┌──
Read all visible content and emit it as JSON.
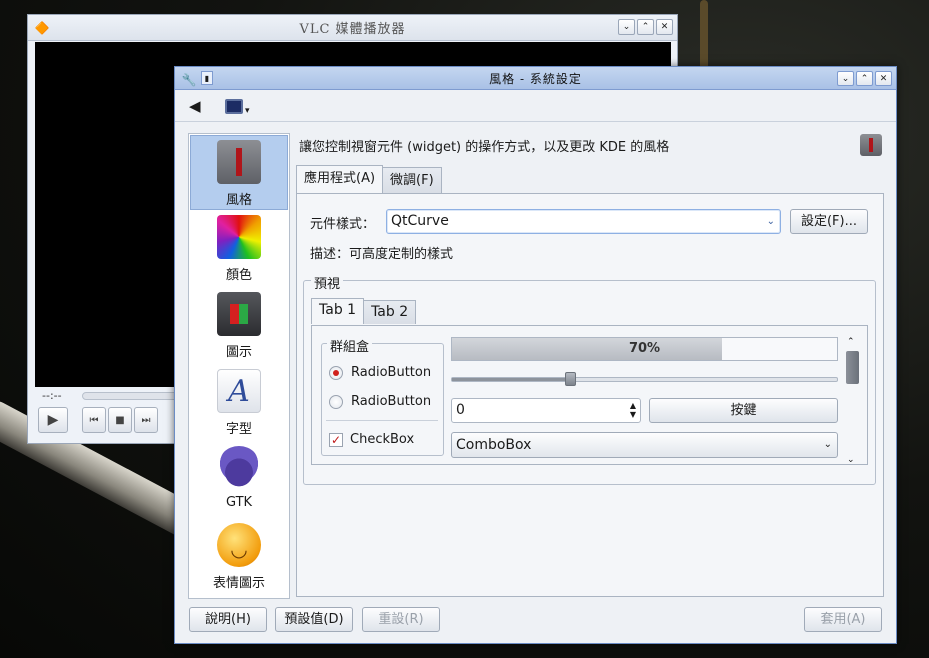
{
  "vlc": {
    "title": "VLC 媒體播放器",
    "time": "--:--",
    "play_icon": "play-icon",
    "prev_icon": "previous-icon",
    "stop_icon": "stop-icon",
    "next_icon": "next-icon"
  },
  "window": {
    "title": "風格 - 系統設定",
    "buttons": [
      "minimize",
      "maximize",
      "close"
    ]
  },
  "toolbar": {
    "back_icon": "back-arrow-icon",
    "view_icon": "monitor-icon"
  },
  "sidebar": {
    "items": [
      {
        "label": "風格",
        "icon": "style-icon",
        "active": true
      },
      {
        "label": "顏色",
        "icon": "colors-icon",
        "active": false
      },
      {
        "label": "圖示",
        "icon": "icons-icon",
        "active": false
      },
      {
        "label": "字型",
        "icon": "fonts-icon",
        "active": false
      },
      {
        "label": "GTK",
        "icon": "gtk-icon",
        "active": false
      },
      {
        "label": "表情圖示",
        "icon": "emoticons-icon",
        "active": false
      }
    ]
  },
  "main": {
    "description": "讓您控制視窗元件 (widget) 的操作方式，以及更改 KDE 的風格",
    "tabs": [
      {
        "label": "應用程式(A)",
        "mnemonic": "A",
        "active": true
      },
      {
        "label": "微調(F)",
        "mnemonic": "F",
        "active": false
      }
    ],
    "widget_style_label": "元件樣式：",
    "widget_style_value": "QtCurve",
    "configure_button": "設定(F)...",
    "style_description": "描述：可高度定制的樣式"
  },
  "preview": {
    "title": "預視",
    "tabs": [
      {
        "label": "Tab 1",
        "active": true
      },
      {
        "label": "Tab 2",
        "active": false
      }
    ],
    "groupbox_title": "群組盒",
    "radio1_label": "RadioButton",
    "radio2_label": "RadioButton",
    "checkbox_label": "CheckBox",
    "progress_text": "70%",
    "progress_value": 0.7,
    "slider_value": 0.31,
    "spin_value": "0",
    "push_button": "按鍵",
    "combo_value": "ComboBox"
  },
  "buttons": {
    "help": "說明(H)",
    "defaults": "預設值(D)",
    "reset": "重設(R)",
    "apply": "套用(A)"
  }
}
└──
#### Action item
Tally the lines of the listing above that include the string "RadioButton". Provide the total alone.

#### Response
2